New Zealanders should not have to worry about staying warm in their homes in winter. Cold – damp – substandard houses – are a shameful indictment of this Government’s lack of action.
When a coroner ruled that poor housing was a contributing factor in the death of Auckland toddler Emma-Lita Bourne – that finding should have rung alarm bells throughout the nation. It is up to the Government to act in order to prevent another tragedy from happening.
For Prime Minister John Key – who grew up in a state house – the issue should be a top priority. He should care and be seen to care. So should Housing Minister Nick Smith.
How a country looks after its most vulnerable citizens is a critical measure of its success. When it comes to providing healthy and affordable housing – New Zealand is falling woefully behind other nations in the developed world.

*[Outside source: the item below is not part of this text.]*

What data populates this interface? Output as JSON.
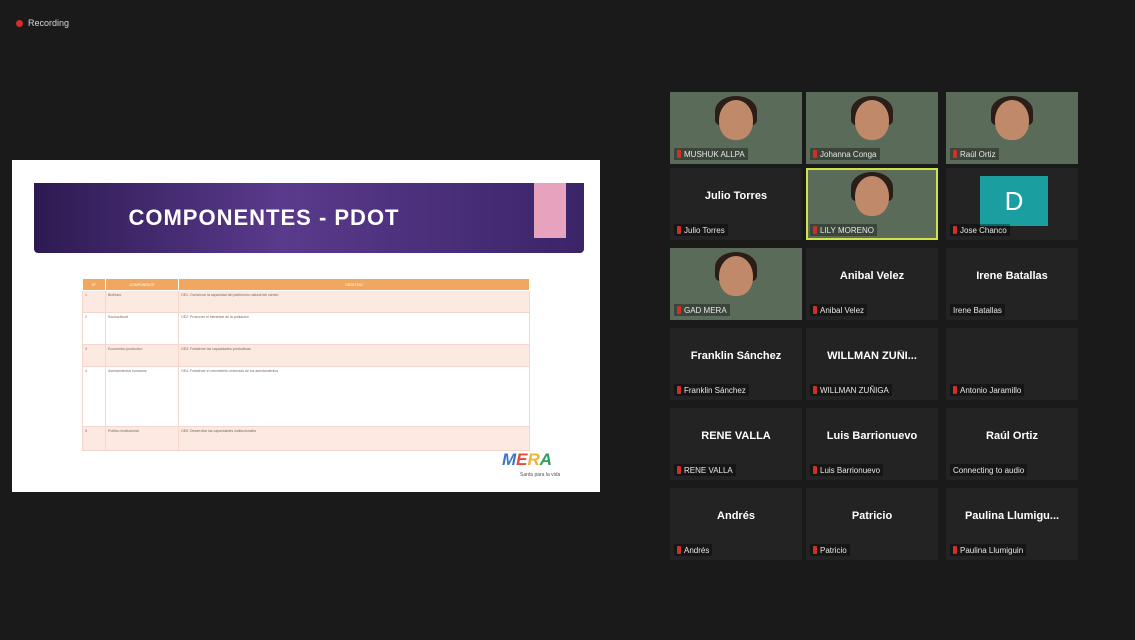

The Government must insist on minimum standards for all houses – new and old – for them to be declared fit for purpose. We have warrants of fitness for vehicles after all – and the Consumer Guarantees Act applies to everything from kitchen appliances to televisions – but not to houses – our most important asset – which can be bought and sold and rented out in virtually any condition.
Mouldy bathrooms – rotten timber – and damp cold air make houses hazardous. They should come with a health warning. Nobody should live in them.
The Homestar standard already measures a house’s energy efficiency. Even newer houses sometimes rate poorly. That just shows how much room there is for improvement. A simpler rating system would also make a difference.
To argue that enforcing new standards is just an added compliance cost for businesses and landlords is spurious. Even ignoring the dreadful human cost – which is more expensive: providing health and hospital care for people suffering because of substandard homes – or providing better homes in the first place?
People who are sick do not contribute to the economy.
Warmth and comfort should be something you simply expect along with walls – bedrooms – and bathrooms. The World Health Organisation (WHO) recommends a minimum indoor temperature of 18 deg C for healthy living.
Many New Zealand houses struggle to achieve that temperature. They freeze in winter. People shiver and huddle in rooms barely above 10 deg.